WHAT THIS TASK INVOLVES: Every entry must be copied word for word.

RECORDS FOR THE TASK:
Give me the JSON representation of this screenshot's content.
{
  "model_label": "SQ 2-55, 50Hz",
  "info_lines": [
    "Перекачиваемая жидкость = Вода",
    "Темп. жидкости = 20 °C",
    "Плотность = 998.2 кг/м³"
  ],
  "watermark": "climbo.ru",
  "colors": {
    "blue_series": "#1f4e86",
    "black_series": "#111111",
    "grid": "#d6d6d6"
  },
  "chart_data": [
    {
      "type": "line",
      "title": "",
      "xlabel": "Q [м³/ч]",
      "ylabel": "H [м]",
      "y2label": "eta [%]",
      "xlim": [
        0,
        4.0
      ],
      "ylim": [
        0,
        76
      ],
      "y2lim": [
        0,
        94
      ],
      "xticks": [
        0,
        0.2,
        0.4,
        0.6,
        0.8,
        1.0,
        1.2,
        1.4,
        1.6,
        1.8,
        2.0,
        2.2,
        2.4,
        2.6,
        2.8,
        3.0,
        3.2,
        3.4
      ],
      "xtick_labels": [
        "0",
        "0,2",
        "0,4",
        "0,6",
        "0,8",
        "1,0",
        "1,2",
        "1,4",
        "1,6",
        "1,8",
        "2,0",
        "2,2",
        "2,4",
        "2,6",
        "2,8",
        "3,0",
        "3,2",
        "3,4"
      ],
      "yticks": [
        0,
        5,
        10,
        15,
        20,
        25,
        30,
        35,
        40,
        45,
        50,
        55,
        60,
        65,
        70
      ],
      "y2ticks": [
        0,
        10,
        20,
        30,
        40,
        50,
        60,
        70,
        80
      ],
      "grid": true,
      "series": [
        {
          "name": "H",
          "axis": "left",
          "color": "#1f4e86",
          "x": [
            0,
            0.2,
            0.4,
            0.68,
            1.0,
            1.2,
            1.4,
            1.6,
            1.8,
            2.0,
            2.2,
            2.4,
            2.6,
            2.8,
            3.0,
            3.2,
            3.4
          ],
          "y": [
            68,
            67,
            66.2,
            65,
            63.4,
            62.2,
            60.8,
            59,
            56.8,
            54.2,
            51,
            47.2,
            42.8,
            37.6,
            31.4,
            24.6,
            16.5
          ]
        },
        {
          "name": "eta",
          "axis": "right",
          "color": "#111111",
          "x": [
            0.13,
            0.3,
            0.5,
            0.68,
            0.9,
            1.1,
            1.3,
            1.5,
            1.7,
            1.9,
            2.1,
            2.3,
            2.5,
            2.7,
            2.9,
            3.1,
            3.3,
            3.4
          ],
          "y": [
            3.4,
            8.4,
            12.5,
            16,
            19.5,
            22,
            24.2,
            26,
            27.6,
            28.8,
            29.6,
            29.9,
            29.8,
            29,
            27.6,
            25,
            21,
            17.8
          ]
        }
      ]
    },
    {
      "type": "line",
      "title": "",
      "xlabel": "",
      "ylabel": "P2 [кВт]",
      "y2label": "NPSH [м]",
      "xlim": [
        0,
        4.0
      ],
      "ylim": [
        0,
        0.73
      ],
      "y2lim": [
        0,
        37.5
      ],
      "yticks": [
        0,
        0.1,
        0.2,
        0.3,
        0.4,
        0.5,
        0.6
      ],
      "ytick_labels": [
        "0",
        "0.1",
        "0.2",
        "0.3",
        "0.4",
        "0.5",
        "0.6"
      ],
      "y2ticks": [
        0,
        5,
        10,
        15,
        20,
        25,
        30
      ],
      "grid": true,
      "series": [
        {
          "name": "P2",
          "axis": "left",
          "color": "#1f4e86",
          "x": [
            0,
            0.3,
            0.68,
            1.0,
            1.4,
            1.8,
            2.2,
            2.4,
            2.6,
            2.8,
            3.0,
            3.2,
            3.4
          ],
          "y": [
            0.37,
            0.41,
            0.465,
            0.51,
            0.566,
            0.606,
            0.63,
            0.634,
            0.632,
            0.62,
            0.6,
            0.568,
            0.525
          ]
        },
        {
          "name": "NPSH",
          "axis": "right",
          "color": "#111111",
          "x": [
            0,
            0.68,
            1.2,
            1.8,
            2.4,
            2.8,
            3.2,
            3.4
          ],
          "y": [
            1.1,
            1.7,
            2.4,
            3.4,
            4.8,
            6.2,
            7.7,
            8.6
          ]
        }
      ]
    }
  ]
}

SOLUTION FOR THIS EXERCISE:
Give me the JSON representation of this screenshot's content.
{
  "model_label": "SQ 2-55, 50Hz",
  "info_lines": [
    "Перекачиваемая жидкость = Вода",
    "Темп. жидкости = 20 °C",
    "Плотность = 998.2 кг/м³"
  ],
  "watermark": "climbo.ru",
  "colors": {
    "blue_series": "#1f4e86",
    "black_series": "#111111",
    "grid": "#d6d6d6"
  },
  "chart_data": [
    {
      "type": "line",
      "title": "",
      "xlabel": "Q [м³/ч]",
      "ylabel": "H [м]",
      "y2label": "eta [%]",
      "xlim": [
        0,
        4.0
      ],
      "ylim": [
        0,
        76
      ],
      "y2lim": [
        0,
        94
      ],
      "xticks": [
        0,
        0.2,
        0.4,
        0.6,
        0.8,
        1.0,
        1.2,
        1.4,
        1.6,
        1.8,
        2.0,
        2.2,
        2.4,
        2.6,
        2.8,
        3.0,
        3.2,
        3.4
      ],
      "xtick_labels": [
        "0",
        "0,2",
        "0,4",
        "0,6",
        "0,8",
        "1,0",
        "1,2",
        "1,4",
        "1,6",
        "1,8",
        "2,0",
        "2,2",
        "2,4",
        "2,6",
        "2,8",
        "3,0",
        "3,2",
        "3,4"
      ],
      "yticks": [
        0,
        5,
        10,
        15,
        20,
        25,
        30,
        35,
        40,
        45,
        50,
        55,
        60,
        65,
        70
      ],
      "y2ticks": [
        0,
        10,
        20,
        30,
        40,
        50,
        60,
        70,
        80
      ],
      "grid": true,
      "series": [
        {
          "name": "H",
          "axis": "left",
          "color": "#1f4e86",
          "x": [
            0,
            0.2,
            0.4,
            0.68,
            1.0,
            1.2,
            1.4,
            1.6,
            1.8,
            2.0,
            2.2,
            2.4,
            2.6,
            2.8,
            3.0,
            3.2,
            3.4
          ],
          "y": [
            68,
            67,
            66.2,
            65,
            63.4,
            62.2,
            60.8,
            59,
            56.8,
            54.2,
            51,
            47.2,
            42.8,
            37.6,
            31.4,
            24.6,
            16.5
          ]
        },
        {
          "name": "eta",
          "axis": "right",
          "color": "#111111",
          "x": [
            0.13,
            0.3,
            0.5,
            0.68,
            0.9,
            1.1,
            1.3,
            1.5,
            1.7,
            1.9,
            2.1,
            2.3,
            2.5,
            2.7,
            2.9,
            3.1,
            3.3,
            3.4
          ],
          "y": [
            3.4,
            8.4,
            12.5,
            16,
            19.5,
            22,
            24.2,
            26,
            27.6,
            28.8,
            29.6,
            29.9,
            29.8,
            29,
            27.6,
            25,
            21,
            17.8
          ]
        }
      ]
    },
    {
      "type": "line",
      "title": "",
      "xlabel": "",
      "ylabel": "P2 [кВт]",
      "y2label": "NPSH [м]",
      "xlim": [
        0,
        4.0
      ],
      "ylim": [
        0,
        0.73
      ],
      "y2lim": [
        0,
        37.5
      ],
      "yticks": [
        0,
        0.1,
        0.2,
        0.3,
        0.4,
        0.5,
        0.6
      ],
      "ytick_labels": [
        "0",
        "0.1",
        "0.2",
        "0.3",
        "0.4",
        "0.5",
        "0.6"
      ],
      "y2ticks": [
        0,
        5,
        10,
        15,
        20,
        25,
        30
      ],
      "grid": true,
      "series": [
        {
          "name": "P2",
          "axis": "left",
          "color": "#1f4e86",
          "x": [
            0,
            0.3,
            0.68,
            1.0,
            1.4,
            1.8,
            2.2,
            2.4,
            2.6,
            2.8,
            3.0,
            3.2,
            3.4
          ],
          "y": [
            0.37,
            0.41,
            0.465,
            0.51,
            0.566,
            0.606,
            0.63,
            0.634,
            0.632,
            0.62,
            0.6,
            0.568,
            0.525
          ]
        },
        {
          "name": "NPSH",
          "axis": "right",
          "color": "#111111",
          "x": [
            0,
            0.68,
            1.2,
            1.8,
            2.4,
            2.8,
            3.2,
            3.4
          ],
          "y": [
            1.1,
            1.7,
            2.4,
            3.4,
            4.8,
            6.2,
            7.7,
            8.6
          ]
        }
      ]
    }
  ]
}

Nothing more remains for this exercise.